## [Records for the exercise]

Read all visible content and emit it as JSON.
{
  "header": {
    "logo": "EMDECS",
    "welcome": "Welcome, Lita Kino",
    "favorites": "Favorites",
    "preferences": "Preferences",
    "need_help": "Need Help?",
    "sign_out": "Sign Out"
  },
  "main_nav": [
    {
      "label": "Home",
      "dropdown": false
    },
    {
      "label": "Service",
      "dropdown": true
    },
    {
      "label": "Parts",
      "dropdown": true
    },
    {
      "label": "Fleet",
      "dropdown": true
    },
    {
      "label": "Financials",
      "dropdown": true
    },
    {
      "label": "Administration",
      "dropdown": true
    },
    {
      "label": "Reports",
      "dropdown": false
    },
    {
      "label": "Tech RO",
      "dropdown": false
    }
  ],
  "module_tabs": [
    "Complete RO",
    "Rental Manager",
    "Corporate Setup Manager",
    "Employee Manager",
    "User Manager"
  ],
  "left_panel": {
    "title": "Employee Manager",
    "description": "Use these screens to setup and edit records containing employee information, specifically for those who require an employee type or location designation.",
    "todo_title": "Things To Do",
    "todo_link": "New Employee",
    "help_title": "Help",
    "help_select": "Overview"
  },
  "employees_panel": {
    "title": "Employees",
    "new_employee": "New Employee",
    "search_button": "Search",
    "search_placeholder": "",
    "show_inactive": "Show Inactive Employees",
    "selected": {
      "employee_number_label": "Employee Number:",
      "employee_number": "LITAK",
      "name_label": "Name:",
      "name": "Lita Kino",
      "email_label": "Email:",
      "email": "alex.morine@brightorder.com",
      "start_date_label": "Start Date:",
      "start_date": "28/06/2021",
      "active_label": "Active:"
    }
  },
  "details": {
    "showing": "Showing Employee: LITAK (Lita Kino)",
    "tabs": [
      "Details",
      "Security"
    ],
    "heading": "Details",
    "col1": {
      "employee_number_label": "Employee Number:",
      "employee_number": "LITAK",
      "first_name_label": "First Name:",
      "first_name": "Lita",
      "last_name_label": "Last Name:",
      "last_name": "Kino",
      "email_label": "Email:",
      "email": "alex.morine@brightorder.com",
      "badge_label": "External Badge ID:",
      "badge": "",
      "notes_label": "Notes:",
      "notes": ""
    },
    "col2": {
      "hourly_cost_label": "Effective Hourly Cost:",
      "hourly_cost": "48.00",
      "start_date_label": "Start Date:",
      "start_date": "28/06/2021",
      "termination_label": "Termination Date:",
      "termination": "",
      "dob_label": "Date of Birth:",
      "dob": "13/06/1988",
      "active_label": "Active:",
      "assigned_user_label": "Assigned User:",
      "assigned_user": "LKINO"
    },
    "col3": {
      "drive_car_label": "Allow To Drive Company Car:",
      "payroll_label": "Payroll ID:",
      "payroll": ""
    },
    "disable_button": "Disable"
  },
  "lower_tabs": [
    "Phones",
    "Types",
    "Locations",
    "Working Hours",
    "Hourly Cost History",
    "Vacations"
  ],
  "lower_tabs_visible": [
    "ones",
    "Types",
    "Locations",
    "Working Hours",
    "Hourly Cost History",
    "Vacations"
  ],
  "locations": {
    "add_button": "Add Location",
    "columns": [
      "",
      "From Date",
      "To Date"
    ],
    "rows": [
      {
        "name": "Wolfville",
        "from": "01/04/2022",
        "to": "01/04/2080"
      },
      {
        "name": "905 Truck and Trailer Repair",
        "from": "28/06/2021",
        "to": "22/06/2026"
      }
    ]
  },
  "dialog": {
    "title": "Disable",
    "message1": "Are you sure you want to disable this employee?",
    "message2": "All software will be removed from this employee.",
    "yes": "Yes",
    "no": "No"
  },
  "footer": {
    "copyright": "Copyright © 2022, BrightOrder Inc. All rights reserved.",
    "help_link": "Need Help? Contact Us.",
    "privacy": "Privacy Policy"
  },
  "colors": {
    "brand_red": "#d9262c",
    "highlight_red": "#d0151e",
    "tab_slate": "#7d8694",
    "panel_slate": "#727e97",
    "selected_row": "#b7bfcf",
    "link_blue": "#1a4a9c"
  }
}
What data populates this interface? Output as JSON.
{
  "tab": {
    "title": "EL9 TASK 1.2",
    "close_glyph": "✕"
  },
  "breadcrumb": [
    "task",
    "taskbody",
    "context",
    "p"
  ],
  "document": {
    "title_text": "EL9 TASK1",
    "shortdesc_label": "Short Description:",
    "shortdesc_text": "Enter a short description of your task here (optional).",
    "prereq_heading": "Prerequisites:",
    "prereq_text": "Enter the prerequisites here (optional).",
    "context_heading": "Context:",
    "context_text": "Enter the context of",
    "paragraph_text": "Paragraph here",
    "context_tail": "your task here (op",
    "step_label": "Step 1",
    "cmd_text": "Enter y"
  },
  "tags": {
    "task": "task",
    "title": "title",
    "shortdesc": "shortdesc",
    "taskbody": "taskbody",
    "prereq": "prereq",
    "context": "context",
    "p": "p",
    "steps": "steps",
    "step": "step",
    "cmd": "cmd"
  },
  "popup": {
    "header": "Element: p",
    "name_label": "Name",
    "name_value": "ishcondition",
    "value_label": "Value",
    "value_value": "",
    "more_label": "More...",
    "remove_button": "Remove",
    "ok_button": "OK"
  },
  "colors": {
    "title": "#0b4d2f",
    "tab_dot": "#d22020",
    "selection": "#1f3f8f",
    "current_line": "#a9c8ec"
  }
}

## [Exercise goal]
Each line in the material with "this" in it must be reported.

## [Answer section]
    "message1": "Are you sure you want to disable this employee?",
    "message2": "All software will be removed from this employee.",
What data populates this interface? Output as JSON.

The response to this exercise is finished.